What you should do – List all lines of the data that include the string "icon".

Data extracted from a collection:
-------------------------
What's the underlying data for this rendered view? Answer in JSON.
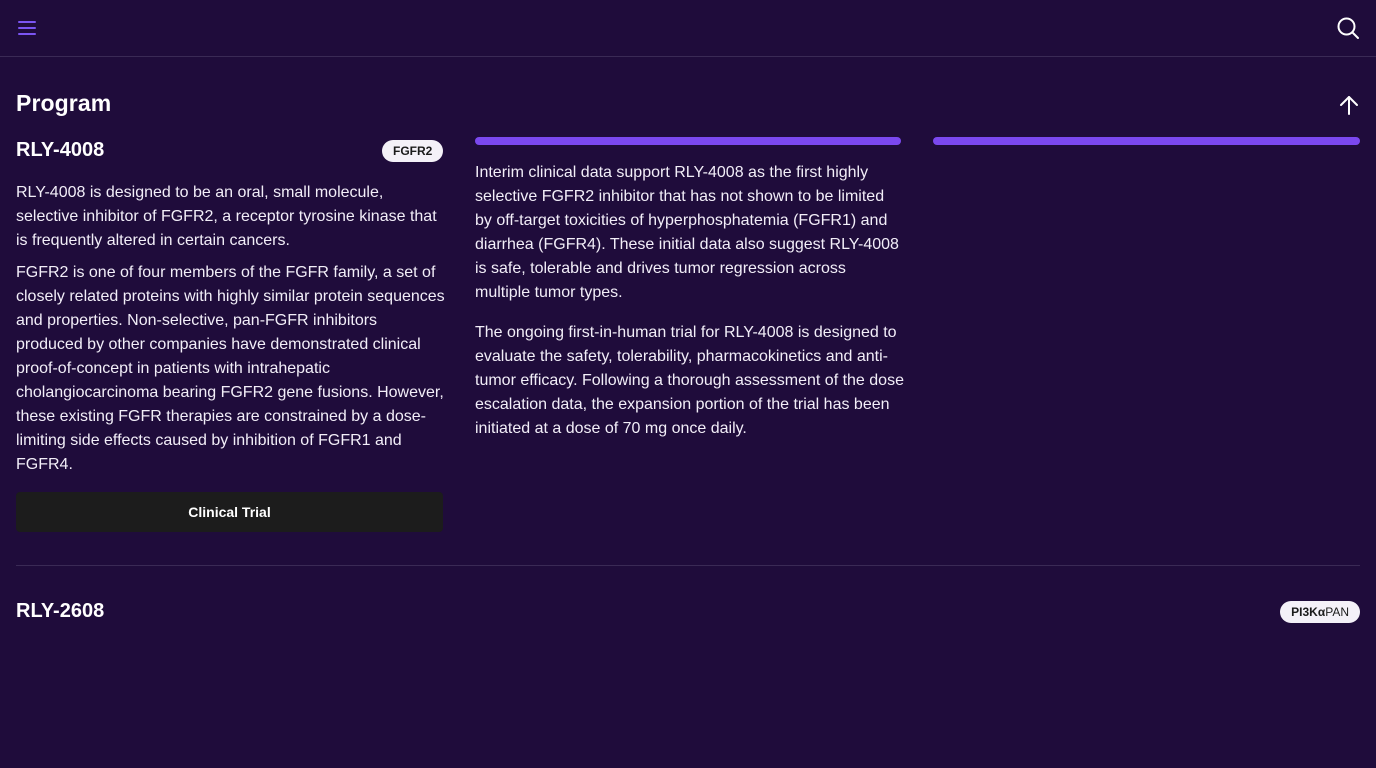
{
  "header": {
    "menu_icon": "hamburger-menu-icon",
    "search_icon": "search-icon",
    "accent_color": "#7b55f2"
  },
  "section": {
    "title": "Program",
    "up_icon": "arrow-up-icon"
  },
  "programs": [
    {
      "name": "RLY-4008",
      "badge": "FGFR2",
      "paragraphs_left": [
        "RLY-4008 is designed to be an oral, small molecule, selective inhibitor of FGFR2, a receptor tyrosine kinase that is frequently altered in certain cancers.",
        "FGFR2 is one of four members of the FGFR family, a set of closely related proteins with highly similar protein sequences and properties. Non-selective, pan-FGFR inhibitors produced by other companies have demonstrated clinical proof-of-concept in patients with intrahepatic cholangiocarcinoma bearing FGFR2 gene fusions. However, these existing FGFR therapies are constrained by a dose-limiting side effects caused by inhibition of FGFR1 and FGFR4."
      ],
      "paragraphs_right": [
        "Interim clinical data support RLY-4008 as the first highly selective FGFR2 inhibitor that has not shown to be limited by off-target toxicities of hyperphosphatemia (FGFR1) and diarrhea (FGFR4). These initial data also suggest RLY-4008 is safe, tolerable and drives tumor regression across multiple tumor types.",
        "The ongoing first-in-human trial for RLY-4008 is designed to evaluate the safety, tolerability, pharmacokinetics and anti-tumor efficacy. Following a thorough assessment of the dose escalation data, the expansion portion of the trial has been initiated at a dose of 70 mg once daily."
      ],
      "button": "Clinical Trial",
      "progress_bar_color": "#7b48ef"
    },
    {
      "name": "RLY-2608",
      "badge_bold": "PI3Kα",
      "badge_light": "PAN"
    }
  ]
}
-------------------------
Answer below –
    "menu_icon": "hamburger-menu-icon",
    "search_icon": "search-icon",
    "up_icon": "arrow-up-icon"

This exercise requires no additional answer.